◆ **YOUR GOAL**:
Every line that contains the word "structured" should be copied from the records below.

___ GIVEN INFORMATION ___

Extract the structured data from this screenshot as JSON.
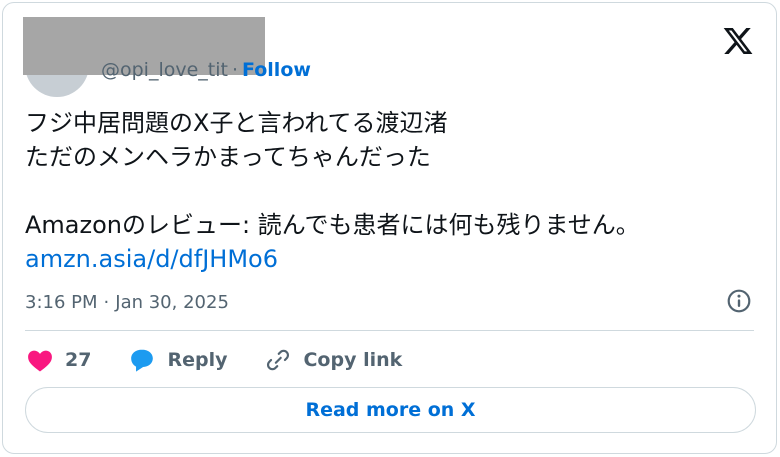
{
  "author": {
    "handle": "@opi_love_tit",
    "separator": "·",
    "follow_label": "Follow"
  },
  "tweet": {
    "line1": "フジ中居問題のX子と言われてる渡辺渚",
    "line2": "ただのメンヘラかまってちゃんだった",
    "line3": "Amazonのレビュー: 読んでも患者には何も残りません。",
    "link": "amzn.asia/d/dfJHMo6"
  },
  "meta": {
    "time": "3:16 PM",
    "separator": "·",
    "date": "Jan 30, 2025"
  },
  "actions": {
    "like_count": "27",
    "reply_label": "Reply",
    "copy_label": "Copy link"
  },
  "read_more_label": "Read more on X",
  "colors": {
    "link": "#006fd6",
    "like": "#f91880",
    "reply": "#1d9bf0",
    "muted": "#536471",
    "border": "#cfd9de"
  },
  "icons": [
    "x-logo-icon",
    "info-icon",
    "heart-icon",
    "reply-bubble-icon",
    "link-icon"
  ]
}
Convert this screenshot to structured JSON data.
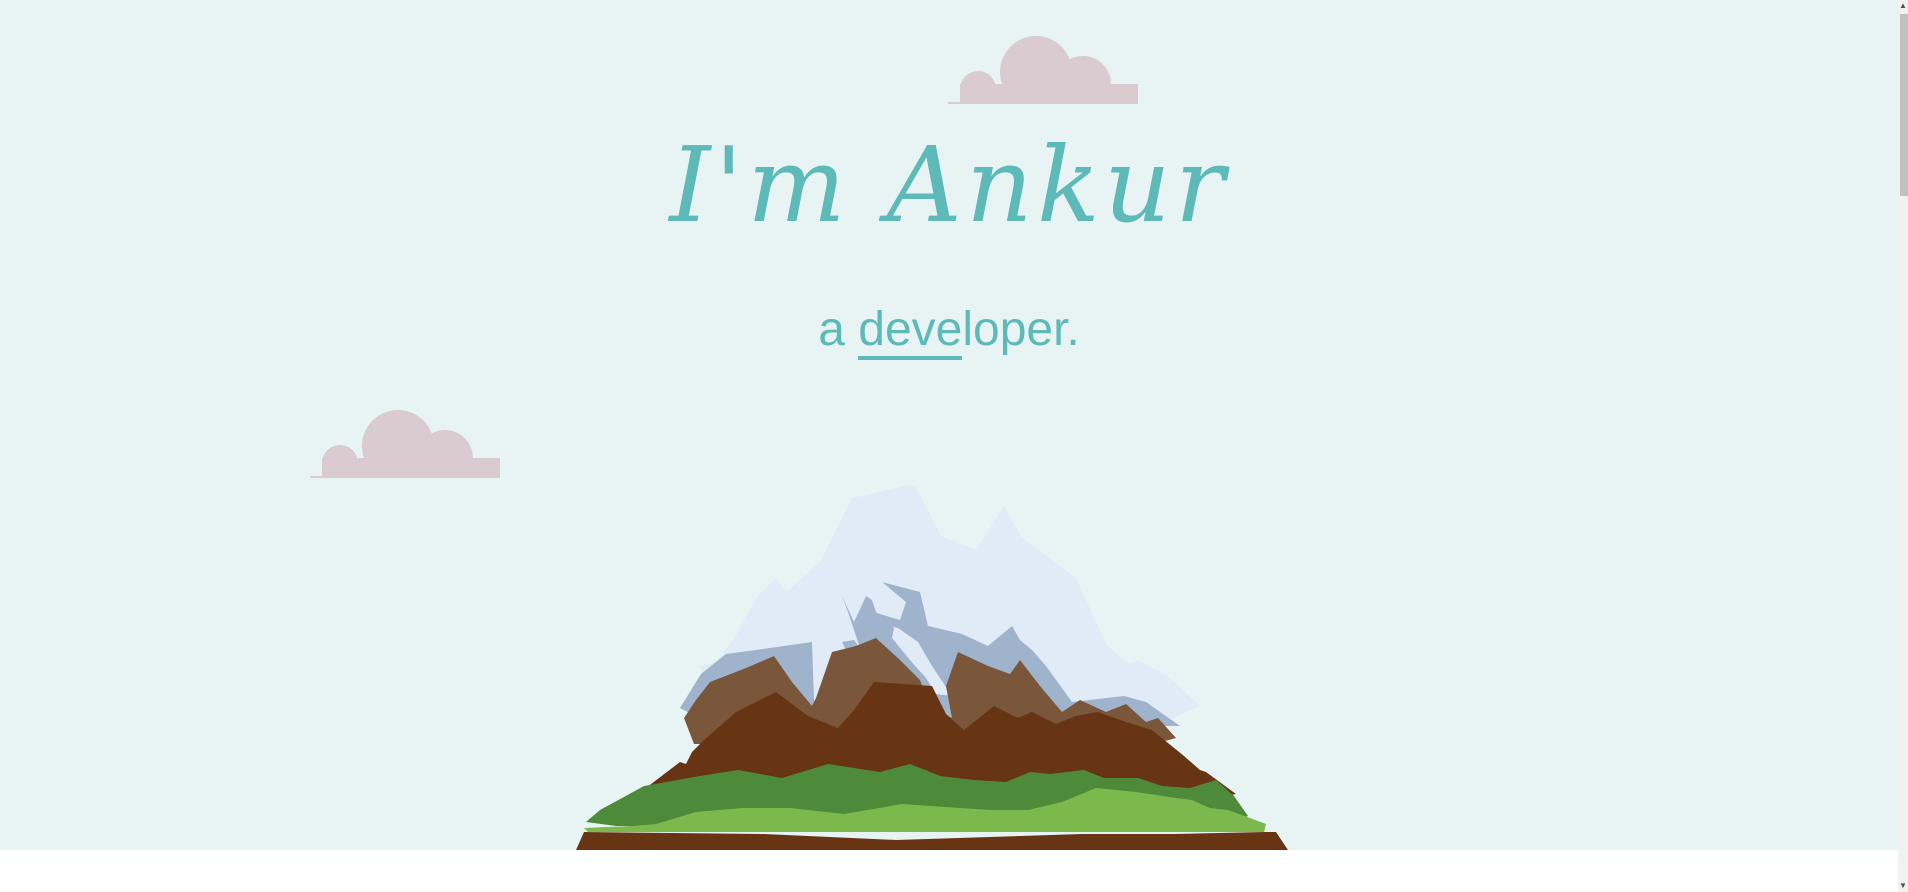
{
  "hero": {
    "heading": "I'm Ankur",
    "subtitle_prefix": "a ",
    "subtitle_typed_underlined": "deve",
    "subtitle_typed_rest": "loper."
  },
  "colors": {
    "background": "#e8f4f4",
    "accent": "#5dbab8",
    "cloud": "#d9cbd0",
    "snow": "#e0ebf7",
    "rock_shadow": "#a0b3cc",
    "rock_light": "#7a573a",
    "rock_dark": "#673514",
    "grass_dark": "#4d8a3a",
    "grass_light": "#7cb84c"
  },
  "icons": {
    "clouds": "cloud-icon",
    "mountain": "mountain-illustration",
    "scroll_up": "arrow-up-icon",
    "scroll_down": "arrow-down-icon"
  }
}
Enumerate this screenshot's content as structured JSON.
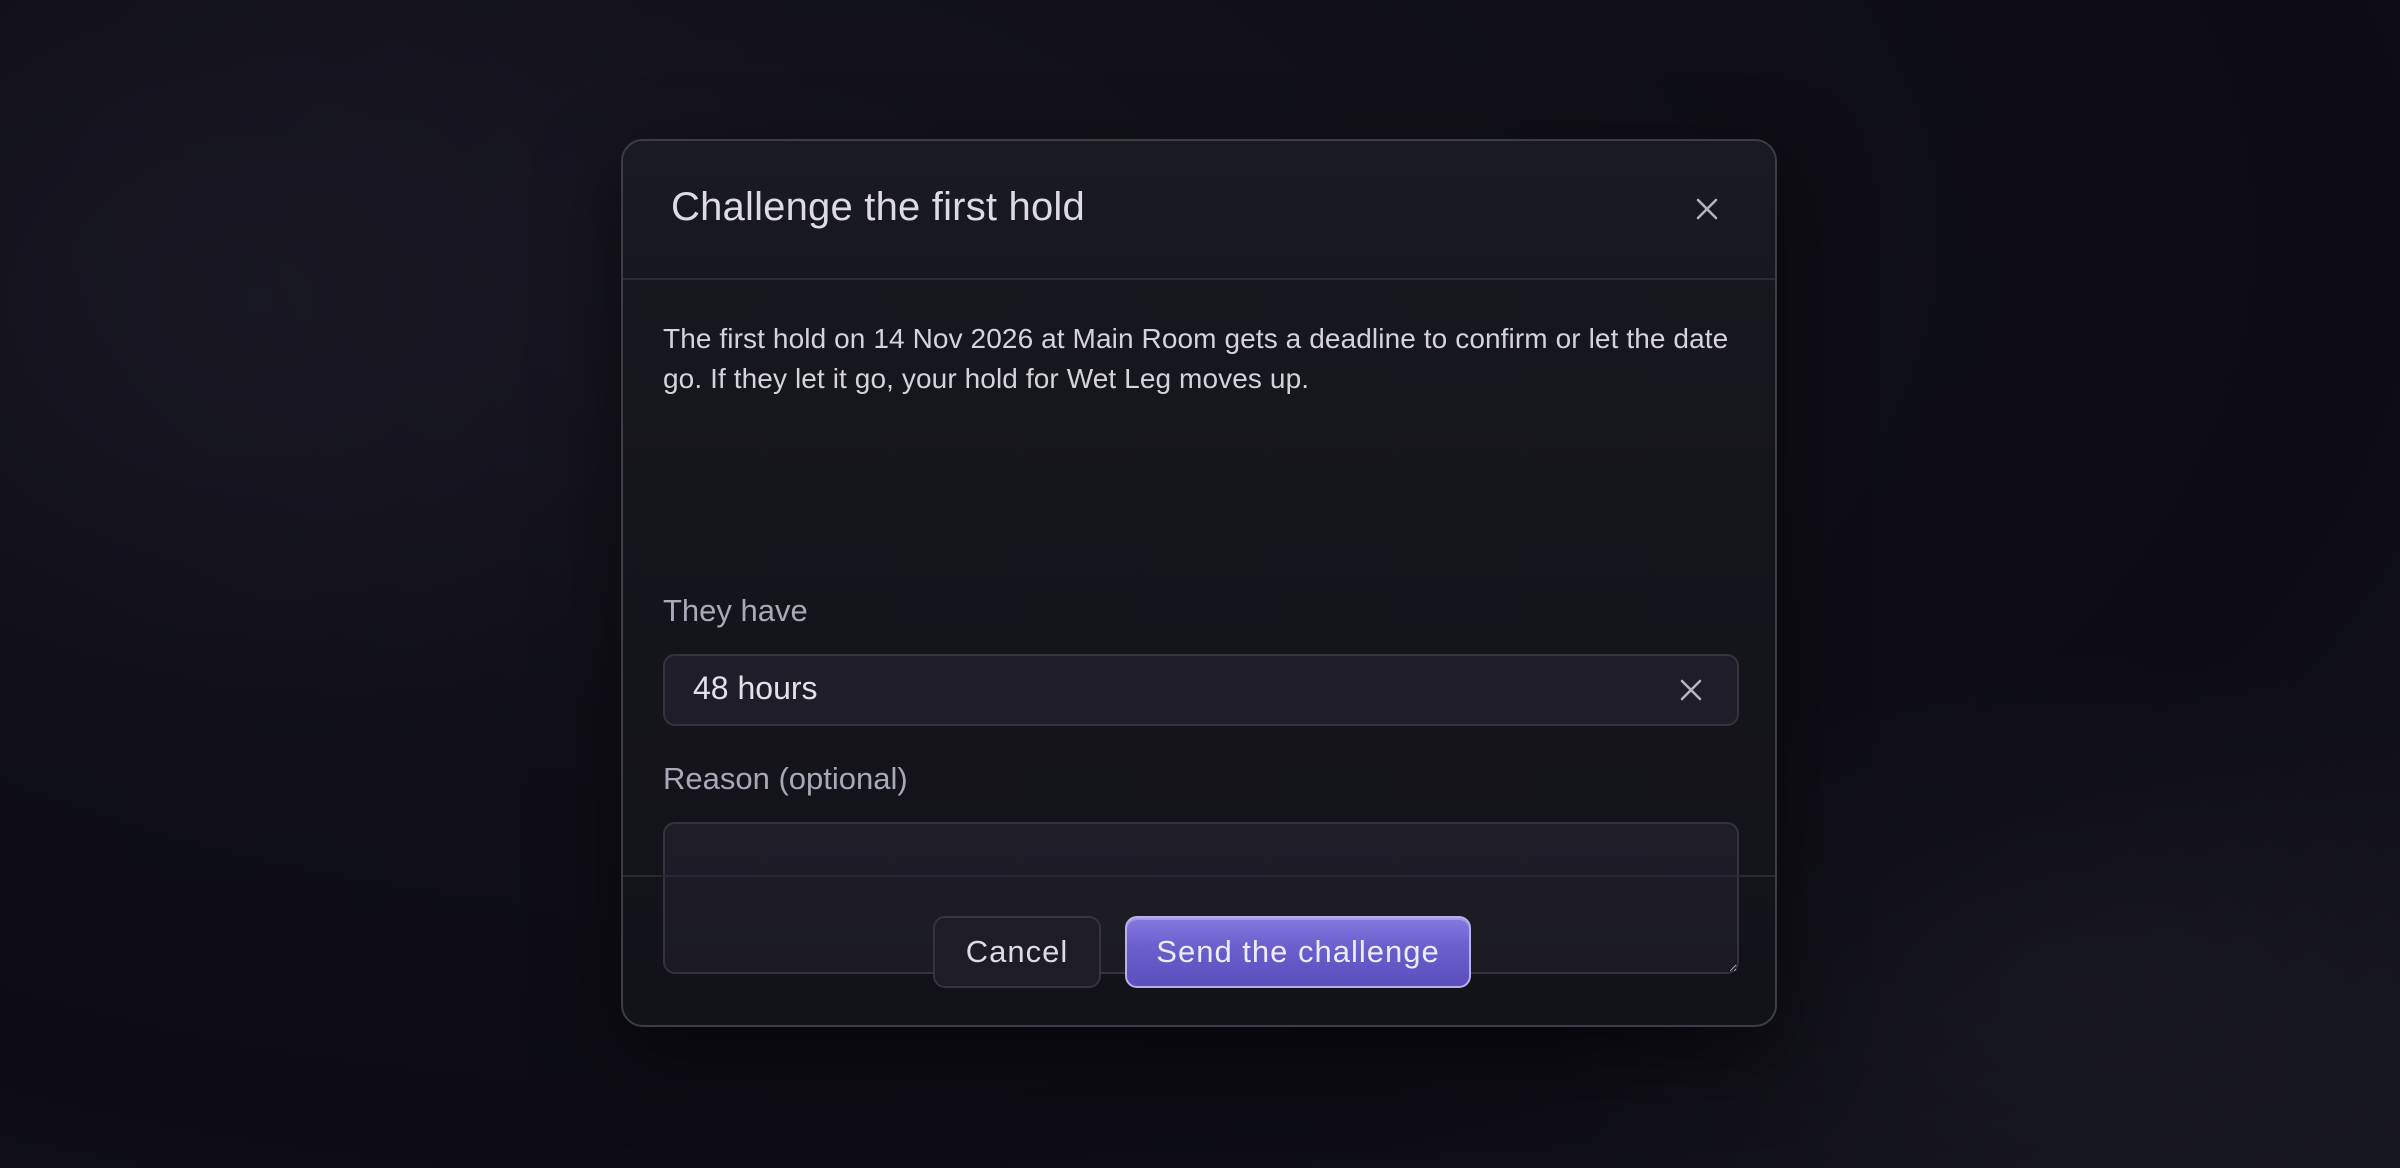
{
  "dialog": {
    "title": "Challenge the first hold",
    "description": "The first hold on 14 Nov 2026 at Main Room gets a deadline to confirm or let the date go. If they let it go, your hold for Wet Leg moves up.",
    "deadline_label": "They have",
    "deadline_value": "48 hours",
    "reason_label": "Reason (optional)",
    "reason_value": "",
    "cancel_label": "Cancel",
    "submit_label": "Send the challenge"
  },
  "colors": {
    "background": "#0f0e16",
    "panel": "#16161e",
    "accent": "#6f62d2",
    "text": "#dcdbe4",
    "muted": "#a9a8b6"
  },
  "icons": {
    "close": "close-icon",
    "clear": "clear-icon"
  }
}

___

◆ **SOLUTION FOR THIS TASK**:
Extract the structured data from this screenshot as JSON.
Convert this screenshot to structured JSON data.
Enumerate this screenshot's content as structured JSON.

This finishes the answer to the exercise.